Recalling yesterday and predicating tomorrow

Janie Busby Grant, Thomas Suddendorf

Research output: Contribution to journalArticle

163 Citations (Scopus)

Abstract

Three-, 4- and 5-year-old children were asked to report something that they did do yesterday and something that they were going to do tomorrow. They were also asked to recall events that had not occurred yesterday, and predict events that would not occur tomorrow. In two studies these simple questions revealed striking age differences in the ability to report personal events from the past and the future. Only a minority of 3-year-olds but a majority of the older children were able to appropriately answer these questions. These findings substantiate the proposal that the ability to recall past events and the ability to predict future events (i.e., mental time travel), emerge in tandem between the ages of 3 and 5 years
Original languageEnglish
Pages (from-to)362-372
Number of pages11
JournalCognitive Development
Volume20
Issue number3
DOIs
Publication statusPublished - 2005
Externally publishedYes

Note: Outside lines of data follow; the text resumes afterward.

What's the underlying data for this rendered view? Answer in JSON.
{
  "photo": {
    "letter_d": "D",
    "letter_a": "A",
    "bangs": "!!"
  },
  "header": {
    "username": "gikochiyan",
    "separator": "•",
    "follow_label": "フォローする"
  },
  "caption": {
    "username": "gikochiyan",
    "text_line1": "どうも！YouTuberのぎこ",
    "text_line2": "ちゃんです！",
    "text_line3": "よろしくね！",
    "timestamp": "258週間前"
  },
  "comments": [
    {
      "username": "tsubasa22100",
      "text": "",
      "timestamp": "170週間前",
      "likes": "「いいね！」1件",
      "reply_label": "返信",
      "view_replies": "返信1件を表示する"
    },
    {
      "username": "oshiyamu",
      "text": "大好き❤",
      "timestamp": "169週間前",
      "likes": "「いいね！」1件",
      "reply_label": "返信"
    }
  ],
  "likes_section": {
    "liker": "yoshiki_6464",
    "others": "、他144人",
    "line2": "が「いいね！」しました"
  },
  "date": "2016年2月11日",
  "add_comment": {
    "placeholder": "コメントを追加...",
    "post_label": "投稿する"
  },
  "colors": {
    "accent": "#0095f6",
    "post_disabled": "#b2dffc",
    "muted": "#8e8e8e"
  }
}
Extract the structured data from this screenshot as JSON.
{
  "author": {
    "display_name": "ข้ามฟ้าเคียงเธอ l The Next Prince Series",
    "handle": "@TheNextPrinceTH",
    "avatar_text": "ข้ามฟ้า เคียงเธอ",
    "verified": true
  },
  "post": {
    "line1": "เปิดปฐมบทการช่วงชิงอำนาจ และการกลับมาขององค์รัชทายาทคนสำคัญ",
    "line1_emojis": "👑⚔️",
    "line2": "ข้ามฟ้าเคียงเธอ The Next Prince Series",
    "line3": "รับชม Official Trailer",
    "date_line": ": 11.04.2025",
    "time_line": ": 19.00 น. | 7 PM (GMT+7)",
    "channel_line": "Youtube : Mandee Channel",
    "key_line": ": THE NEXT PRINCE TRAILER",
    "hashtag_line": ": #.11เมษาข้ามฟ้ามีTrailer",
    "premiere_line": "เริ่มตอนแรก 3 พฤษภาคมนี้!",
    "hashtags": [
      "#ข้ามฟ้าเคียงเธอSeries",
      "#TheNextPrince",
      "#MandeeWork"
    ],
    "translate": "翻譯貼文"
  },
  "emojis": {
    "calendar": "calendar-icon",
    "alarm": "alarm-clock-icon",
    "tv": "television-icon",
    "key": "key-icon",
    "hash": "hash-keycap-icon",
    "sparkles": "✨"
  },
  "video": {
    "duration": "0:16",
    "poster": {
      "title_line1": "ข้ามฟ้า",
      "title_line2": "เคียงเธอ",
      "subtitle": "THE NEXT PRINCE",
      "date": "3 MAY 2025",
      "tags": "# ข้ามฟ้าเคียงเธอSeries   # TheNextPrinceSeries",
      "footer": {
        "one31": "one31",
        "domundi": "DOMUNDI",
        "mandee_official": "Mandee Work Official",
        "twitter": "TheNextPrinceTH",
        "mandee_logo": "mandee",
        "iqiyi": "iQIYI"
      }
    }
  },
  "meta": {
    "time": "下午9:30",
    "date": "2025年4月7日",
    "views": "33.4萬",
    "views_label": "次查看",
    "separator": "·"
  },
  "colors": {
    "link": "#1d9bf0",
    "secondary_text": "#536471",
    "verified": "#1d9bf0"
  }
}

Cite this

Busby Grant, Janie ; Suddendorf, Thomas. / Recalling yesterday and predicating tomorrow. In: Cognitive Development. 2005 ; Vol. 20, No. 3. pp. 362-372.
@article{7aec81dac1cf4420bcdd4559b1160458,
title = "Recalling yesterday and predicating tomorrow",
abstract = "Three-, 4- and 5-year-old children were asked to report something that they did do yesterday and something that they were going to do tomorrow. They were also asked to recall events that had not occurred yesterday, and predict events that would not occur tomorrow. In two studies these simple questions revealed striking age differences in the ability to report personal events from the past and the future. Only a minority of 3-year-olds but a majority of the older children were able to appropriately answer these questions. These findings substantiate the proposal that the ability to recall past events and the ability to predict future events (i.e., mental time travel), emerge in tandem between the ages of 3 and 5 years",
author = "{Busby Grant}, Janie and Thomas Suddendorf",
year = "2005",
doi = "10.1016/j.cogdev.2005.05.002",
language = "English",
volume = "20",
pages = "362--372",
journal = "Cognitive Development",
issn = "0885-2014",
publisher = "Elsevier Limited",
number = "3",

}

Recalling yesterday and predicating tomorrow. / Busby Grant, Janie; Suddendorf, Thomas.

In: Cognitive Development, Vol. 20, No. 3, 2005, p. 362-372.

Research output: Contribution to journalArticle

TY - JOUR

T1 - Recalling yesterday and predicating tomorrow

AU - Busby Grant, Janie

AU - Suddendorf, Thomas

PY - 2005

Y1 - 2005

N2 - Three-, 4- and 5-year-old children were asked to report something that they did do yesterday and something that they were going to do tomorrow. They were also asked to recall events that had not occurred yesterday, and predict events that would not occur tomorrow. In two studies these simple questions revealed striking age differences in the ability to report personal events from the past and the future. Only a minority of 3-year-olds but a majority of the older children were able to appropriately answer these questions. These findings substantiate the proposal that the ability to recall past events and the ability to predict future events (i.e., mental time travel), emerge in tandem between the ages of 3 and 5 years

AB - Three-, 4- and 5-year-old children were asked to report something that they did do yesterday and something that they were going to do tomorrow. They were also asked to recall events that had not occurred yesterday, and predict events that would not occur tomorrow. In two studies these simple questions revealed striking age differences in the ability to report personal events from the past and the future. Only a minority of 3-year-olds but a majority of the older children were able to appropriately answer these questions. These findings substantiate the proposal that the ability to recall past events and the ability to predict future events (i.e., mental time travel), emerge in tandem between the ages of 3 and 5 years

U2 - 10.1016/j.cogdev.2005.05.002

DO - 10.1016/j.cogdev.2005.05.002

M3 - Article

VL - 20

SP - 362

EP - 372

JO - Cognitive Development

JF - Cognitive Development

SN - 0885-2014

IS - 3

ER -